[[ Given records, beginning ]]

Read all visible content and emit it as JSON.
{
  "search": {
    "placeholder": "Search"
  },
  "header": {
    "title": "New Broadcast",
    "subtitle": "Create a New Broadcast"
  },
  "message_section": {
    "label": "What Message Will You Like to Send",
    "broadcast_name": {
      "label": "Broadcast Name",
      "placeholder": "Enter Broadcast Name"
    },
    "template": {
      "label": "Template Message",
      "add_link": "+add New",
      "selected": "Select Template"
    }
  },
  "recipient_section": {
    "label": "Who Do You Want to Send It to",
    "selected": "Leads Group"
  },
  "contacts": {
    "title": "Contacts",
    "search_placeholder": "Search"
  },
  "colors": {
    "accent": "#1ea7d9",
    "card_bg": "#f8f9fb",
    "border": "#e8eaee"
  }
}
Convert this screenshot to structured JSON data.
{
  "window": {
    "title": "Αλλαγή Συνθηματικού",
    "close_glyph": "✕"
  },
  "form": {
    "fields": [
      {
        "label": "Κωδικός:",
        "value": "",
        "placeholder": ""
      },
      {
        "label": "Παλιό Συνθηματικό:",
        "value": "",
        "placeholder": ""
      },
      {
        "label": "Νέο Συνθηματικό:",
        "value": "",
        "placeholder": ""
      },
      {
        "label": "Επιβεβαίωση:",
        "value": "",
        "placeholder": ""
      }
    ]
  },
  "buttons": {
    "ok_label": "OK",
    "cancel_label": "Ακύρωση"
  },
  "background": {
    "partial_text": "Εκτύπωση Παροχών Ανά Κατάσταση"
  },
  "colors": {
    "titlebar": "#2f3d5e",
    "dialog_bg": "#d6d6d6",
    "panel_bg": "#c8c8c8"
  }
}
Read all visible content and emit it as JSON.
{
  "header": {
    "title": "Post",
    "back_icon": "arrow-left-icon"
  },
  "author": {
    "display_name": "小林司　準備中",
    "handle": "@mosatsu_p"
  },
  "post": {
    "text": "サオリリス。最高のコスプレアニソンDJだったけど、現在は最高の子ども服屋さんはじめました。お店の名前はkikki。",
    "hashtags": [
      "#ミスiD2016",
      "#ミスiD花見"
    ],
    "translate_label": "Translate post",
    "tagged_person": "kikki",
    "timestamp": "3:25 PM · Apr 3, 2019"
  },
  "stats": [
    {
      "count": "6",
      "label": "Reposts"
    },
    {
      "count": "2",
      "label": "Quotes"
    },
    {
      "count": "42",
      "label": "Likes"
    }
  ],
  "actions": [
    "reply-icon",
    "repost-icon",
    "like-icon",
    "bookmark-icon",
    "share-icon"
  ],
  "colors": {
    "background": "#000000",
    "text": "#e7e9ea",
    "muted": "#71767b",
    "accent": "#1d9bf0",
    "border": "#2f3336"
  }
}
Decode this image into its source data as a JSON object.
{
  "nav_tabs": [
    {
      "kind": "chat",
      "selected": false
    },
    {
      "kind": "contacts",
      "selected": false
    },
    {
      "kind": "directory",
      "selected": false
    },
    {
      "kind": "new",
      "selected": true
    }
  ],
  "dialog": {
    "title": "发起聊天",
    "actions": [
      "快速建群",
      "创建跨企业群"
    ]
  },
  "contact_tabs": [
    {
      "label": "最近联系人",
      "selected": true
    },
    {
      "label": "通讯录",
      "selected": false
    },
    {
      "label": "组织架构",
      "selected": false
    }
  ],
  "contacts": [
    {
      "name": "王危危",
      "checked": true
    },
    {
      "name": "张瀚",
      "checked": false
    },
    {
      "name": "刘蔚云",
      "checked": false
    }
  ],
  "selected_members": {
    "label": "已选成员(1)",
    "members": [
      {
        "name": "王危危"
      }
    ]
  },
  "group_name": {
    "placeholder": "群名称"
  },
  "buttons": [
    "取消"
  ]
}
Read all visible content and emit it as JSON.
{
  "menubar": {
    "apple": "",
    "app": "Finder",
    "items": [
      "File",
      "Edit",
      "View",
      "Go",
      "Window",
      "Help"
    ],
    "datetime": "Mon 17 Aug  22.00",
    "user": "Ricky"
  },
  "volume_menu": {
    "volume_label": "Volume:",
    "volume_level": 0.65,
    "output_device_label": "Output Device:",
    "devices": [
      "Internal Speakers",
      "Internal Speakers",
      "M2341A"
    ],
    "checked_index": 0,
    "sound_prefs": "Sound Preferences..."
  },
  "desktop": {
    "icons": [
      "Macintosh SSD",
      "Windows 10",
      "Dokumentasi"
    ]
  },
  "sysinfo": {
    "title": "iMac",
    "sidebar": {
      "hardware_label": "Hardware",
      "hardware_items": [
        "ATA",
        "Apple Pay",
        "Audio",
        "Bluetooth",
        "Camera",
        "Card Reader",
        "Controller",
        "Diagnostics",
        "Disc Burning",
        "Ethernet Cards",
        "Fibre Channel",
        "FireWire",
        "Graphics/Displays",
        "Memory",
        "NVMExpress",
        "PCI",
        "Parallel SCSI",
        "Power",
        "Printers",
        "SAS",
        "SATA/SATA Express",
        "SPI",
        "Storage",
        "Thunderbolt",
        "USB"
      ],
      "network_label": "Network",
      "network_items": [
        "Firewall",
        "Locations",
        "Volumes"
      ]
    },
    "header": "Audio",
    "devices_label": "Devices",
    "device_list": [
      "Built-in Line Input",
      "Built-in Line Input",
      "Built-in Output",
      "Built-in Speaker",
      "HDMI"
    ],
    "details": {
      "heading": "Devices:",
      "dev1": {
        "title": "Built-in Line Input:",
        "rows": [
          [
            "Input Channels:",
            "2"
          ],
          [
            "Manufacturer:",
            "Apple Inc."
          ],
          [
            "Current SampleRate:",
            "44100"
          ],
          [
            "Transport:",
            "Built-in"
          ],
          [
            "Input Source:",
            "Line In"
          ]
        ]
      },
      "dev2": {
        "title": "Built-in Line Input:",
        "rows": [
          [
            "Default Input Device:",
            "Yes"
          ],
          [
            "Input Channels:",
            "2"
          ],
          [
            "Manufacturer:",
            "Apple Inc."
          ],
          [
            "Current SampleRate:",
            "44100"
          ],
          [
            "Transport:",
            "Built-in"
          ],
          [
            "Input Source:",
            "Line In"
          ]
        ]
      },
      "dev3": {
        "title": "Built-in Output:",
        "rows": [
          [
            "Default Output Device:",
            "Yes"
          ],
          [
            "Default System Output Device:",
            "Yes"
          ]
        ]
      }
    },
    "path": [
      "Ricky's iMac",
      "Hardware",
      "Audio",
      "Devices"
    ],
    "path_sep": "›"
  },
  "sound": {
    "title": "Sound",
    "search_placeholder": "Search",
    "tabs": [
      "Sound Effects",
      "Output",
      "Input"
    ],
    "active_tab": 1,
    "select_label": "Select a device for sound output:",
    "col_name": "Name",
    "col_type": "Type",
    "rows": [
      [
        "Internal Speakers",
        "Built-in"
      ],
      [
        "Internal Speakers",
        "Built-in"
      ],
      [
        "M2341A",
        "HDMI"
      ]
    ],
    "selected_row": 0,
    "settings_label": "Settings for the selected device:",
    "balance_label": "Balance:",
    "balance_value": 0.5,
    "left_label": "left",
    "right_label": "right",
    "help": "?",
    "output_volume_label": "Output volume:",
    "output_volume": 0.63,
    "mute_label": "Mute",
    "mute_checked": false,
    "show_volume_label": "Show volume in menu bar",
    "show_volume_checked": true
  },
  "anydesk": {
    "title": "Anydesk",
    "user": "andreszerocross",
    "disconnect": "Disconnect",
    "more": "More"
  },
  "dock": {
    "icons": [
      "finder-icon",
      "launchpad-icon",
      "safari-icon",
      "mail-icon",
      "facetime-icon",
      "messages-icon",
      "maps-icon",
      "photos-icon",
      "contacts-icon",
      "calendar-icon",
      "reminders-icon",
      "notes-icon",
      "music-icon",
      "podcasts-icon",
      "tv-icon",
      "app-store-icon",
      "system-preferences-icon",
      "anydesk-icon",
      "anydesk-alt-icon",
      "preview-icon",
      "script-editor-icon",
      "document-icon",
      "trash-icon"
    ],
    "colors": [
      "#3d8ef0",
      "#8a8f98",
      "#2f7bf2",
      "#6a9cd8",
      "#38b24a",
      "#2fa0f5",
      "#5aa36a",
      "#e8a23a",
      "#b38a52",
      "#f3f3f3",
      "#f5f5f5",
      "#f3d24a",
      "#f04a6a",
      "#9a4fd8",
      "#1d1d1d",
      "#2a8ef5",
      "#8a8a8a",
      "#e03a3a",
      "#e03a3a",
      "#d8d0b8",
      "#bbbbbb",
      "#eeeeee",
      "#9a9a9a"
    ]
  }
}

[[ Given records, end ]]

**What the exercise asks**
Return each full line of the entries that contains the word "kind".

**Task result**
      "kind": "chat",
      "kind": "contacts",
      "kind": "directory",
      "kind": "new",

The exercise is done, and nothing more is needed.